Earlier in the summer, the MWD Advisors team presented a free webinar entitled The Rise of the Machines – looking at “Bots, AI and the future of work”.
There’s a great deal of interest in this fast-moving space, and we weren’t able to cover all your questions in our live Q&A – so we decided to follow-up on some of the points in our blog to keep the discussion going.
One thing we were asked about was why, given that in a number of the use cases we talked about in the webinar, you could still get a pretty decent outcome relying solely on a traditional programmed system (as opposed to a machine-learning system) approach, why go to all the effort of configuring a learning solution at all?
In answer, it’s worth remembering that there two scenario types to consider.
Firstly, it’s true that some applications, in tightly controllable environments, can perform well by following programmed rules. This tends to be where automation takes place in ‘programmable environments’ where you fit your environment around the restrictions of a non-learning machine so that it can cope with what it is presented with and still give you good quality results. However these solutions can also be turbo-charged with correctly trained machine-learning agents that can enable applications to operate equally well within more ‘uncertain’ environments. The resulting systems can use what they learn about the context of a problem to reject, select and weight relevant data sources for themselves.
Secondly, we have scenarios where programmatical approaches never really cut it – where approaches such as deep learning algorithms are designed to analyse and interpret video, for example (in similar ways to how a human brain would attack the problem). Here, for machines to ‘watch videos for us’, the system attempts to watch videos like us. That’s not been possible without relatively recent advances in cheap-enough compute power, but now the economics are in our favour, essentially making possible what would have been unaffordable at speed and at scale in even the relatively recent past.

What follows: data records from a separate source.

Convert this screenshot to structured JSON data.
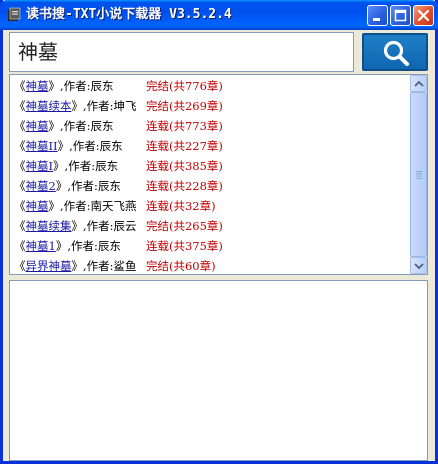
{
  "window": {
    "title": "读书搜-TXT小说下载器 V3.5.2.4"
  },
  "search": {
    "query": "神墓",
    "icon": "magnifier-icon"
  },
  "results": [
    {
      "title": "神墓",
      "author": "辰东",
      "status": "完结(共776章)"
    },
    {
      "title": "神墓续本",
      "author": "坤飞",
      "status": "完结(共269章)"
    },
    {
      "title": "神墓",
      "author": "辰东",
      "status": "连载(共773章)"
    },
    {
      "title": "神墓II",
      "author": "辰东",
      "status": "连载(共227章)"
    },
    {
      "title": "神墓Ⅰ",
      "author": "辰东",
      "status": "连载(共385章)"
    },
    {
      "title": "神墓2",
      "author": "辰东",
      "status": "连载(共228章)"
    },
    {
      "title": "神墓",
      "author": "南天飞燕",
      "status": "连载(共32章)"
    },
    {
      "title": "神墓续集",
      "author": "辰云",
      "status": "完结(共265章)"
    },
    {
      "title": "神墓1",
      "author": "辰东",
      "status": "连载(共375章)"
    },
    {
      "title": "异界神墓",
      "author": "鲨鱼",
      "status": "完结(共60章)"
    }
  ],
  "labels": {
    "open_bracket": "《",
    "close_bracket": "》",
    "author_prefix": ",作者:"
  },
  "colors": {
    "titlebar": "#0054e3",
    "link": "#1a1aa6",
    "status": "#c00000",
    "search_button": "#1066b0"
  }
}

If you missed the webinar, you can easily access the replay using a free site account.
What’s more, in the coming weeks we’ll be publishing a report that goes into all these topics in more detail. Watch this space!